Dataset rows for apps and sites:

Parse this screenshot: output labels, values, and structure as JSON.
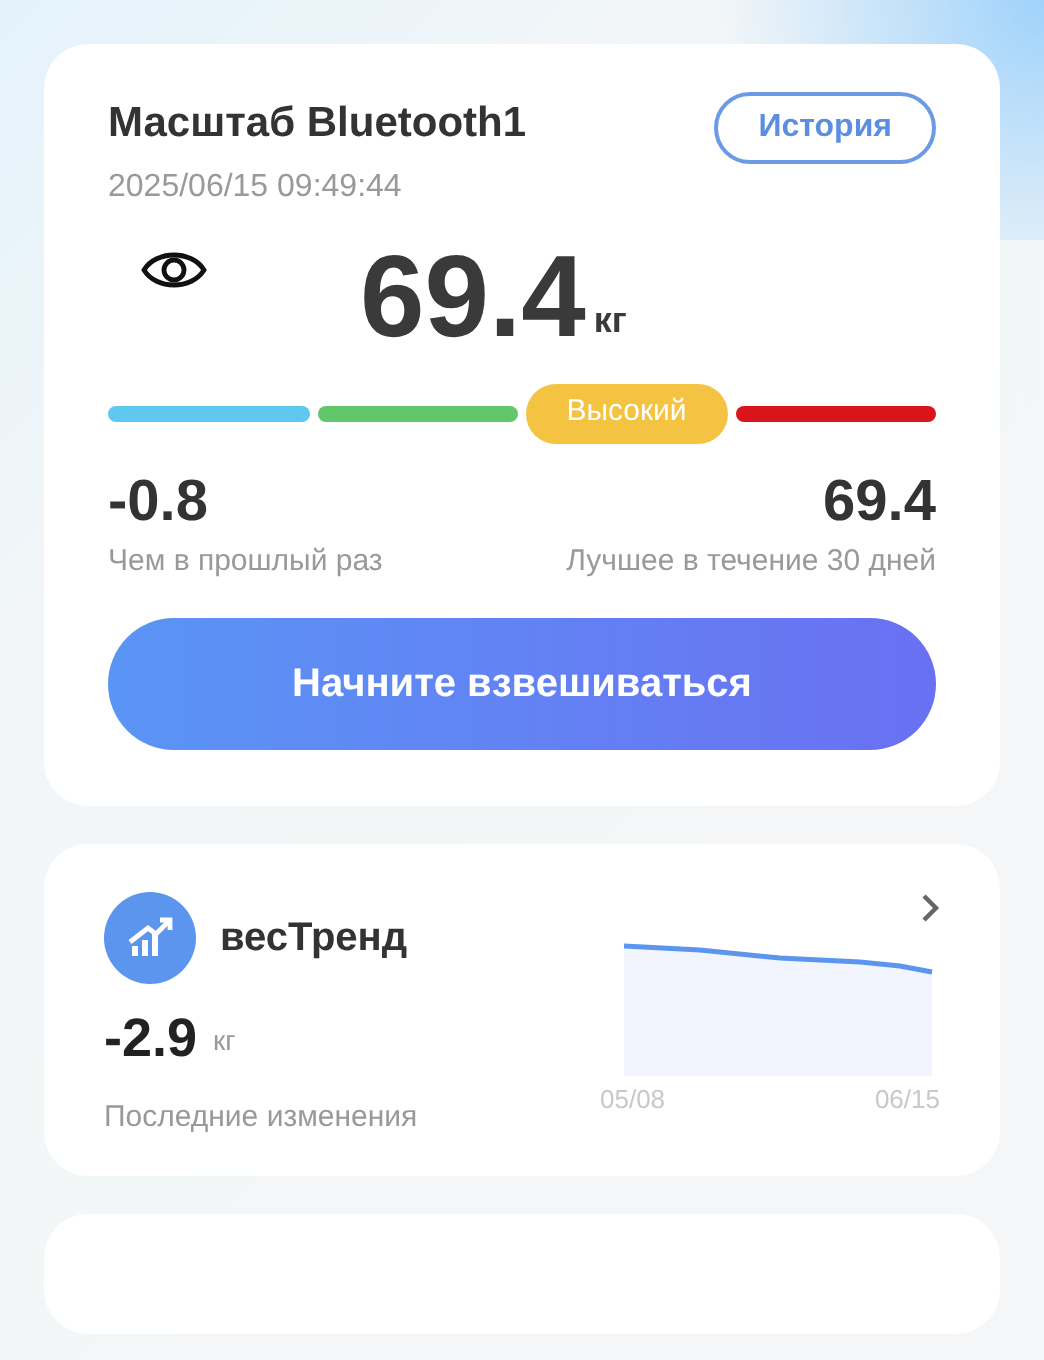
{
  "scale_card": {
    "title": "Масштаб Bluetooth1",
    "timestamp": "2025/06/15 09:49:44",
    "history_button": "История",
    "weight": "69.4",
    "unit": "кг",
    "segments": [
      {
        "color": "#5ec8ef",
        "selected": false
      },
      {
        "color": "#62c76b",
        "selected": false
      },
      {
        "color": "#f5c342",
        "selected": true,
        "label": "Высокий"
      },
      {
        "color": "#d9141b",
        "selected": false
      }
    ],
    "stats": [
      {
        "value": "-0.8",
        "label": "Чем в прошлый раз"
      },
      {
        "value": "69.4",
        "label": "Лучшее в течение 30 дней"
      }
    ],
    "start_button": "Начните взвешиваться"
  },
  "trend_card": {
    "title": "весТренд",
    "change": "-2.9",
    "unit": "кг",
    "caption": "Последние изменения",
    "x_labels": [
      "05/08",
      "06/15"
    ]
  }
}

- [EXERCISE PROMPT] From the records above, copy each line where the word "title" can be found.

- [RESULT FOR THIS TASK]
    "title": "Масштаб Bluetooth1",
    "title": "весТренд",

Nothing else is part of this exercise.